A new study from Children’s Health Watch – a division of Boston Medical Center – shows that the cost of hunger and food insecurity in Massachusetts totals $2.4 billion a year.
Food insecurity is defined as a household’s limited or uncertain access to adequate food. Children’s Health Watch determined, based on U.S. Department of Agriculture figures, that an average of 10.3% of Massachusetts households experienced food insecurity between 2014 and 2016. Then, using existing research and studies, the researchers tracked the strong correlation between food insecurity and healthcare outcomes relating to inpatient hospital stays, depression, anemia, obesity, among many other conditions. Factoring in other costs, such as lost work time due to depression attributable to food insecurity, Children’s Health Watch reached a total cost to the state of $2.4 billion in 2016. The report’s main researchers were John T. Cook, PhD, MAEd and Ana Poblacion, PhD, MScs.
, which was sponsored by The Greater Boston Food Bank, was presented at a State House event last Tuesday. At that event, Kate Walsh, the CEO of Boston Medical Center and MHA’s current board chairwoman, told the State House News Service that BMC regularly asks its patients about their access to healthy food.
"We think of food as medicine," she said.
The study lays out a series of policy recommendations to alleviate the problem, from encouraging providers to regularly screen patients about food insecurity to creating a common application for MassHealth and the Supplemental Nutrition Assistance Program (SNAP) to ensure low-income individuals and families applying for health insurance also have access to food assistance.

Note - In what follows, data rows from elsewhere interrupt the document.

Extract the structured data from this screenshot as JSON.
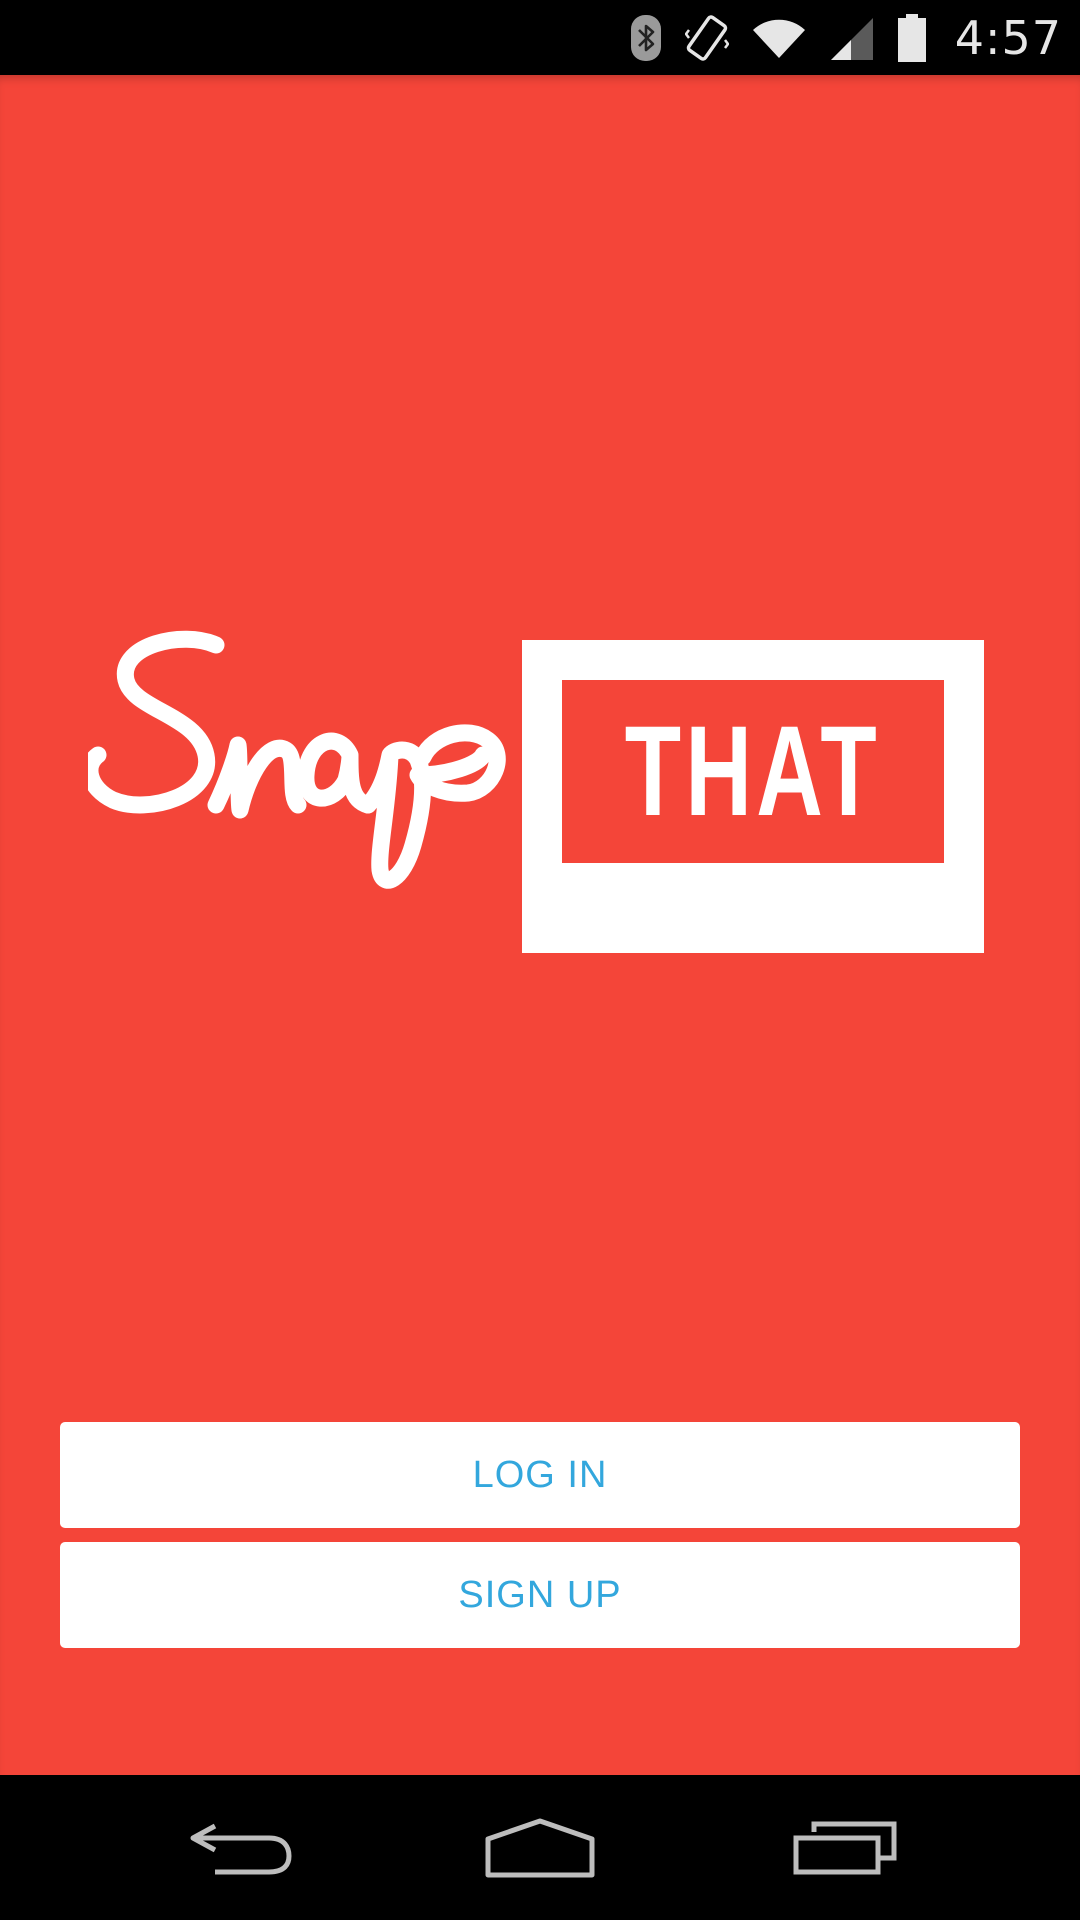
{
  "status_bar": {
    "time": "4:57",
    "icons": [
      "bluetooth-icon",
      "vibrate-icon",
      "wifi-icon",
      "signal-icon",
      "battery-icon"
    ]
  },
  "logo": {
    "script_text": "Snap",
    "frame_text": "THAT"
  },
  "buttons": {
    "login_label": "LOG IN",
    "signup_label": "SIGN UP"
  },
  "nav_bar": {
    "icons": [
      "back-icon",
      "home-icon",
      "recents-icon"
    ]
  },
  "colors": {
    "brand_red": "#f44539",
    "button_text_blue": "#33a7dd",
    "button_bg": "#ffffff"
  }
}
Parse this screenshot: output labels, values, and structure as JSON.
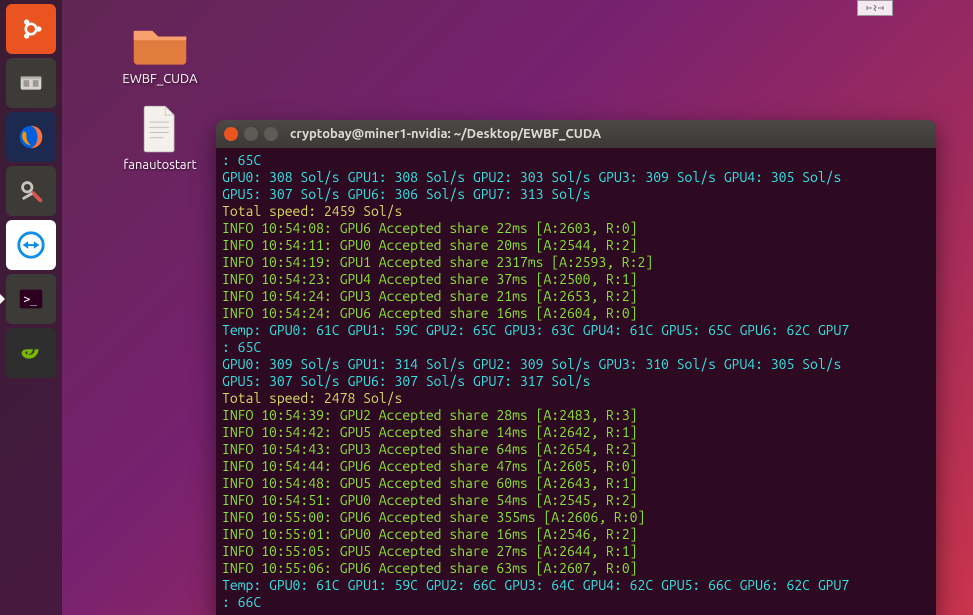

“If we make a commitment to improving food security across our commonwealth, and follow through with sustained actions, children and their families will become healthier and perform better at school and in their workplace, seniors will be able to remain at home and maintain their well-being, the economy will experience an increase in productivity, and healthcare costs will decrease substantially,” the report concludes.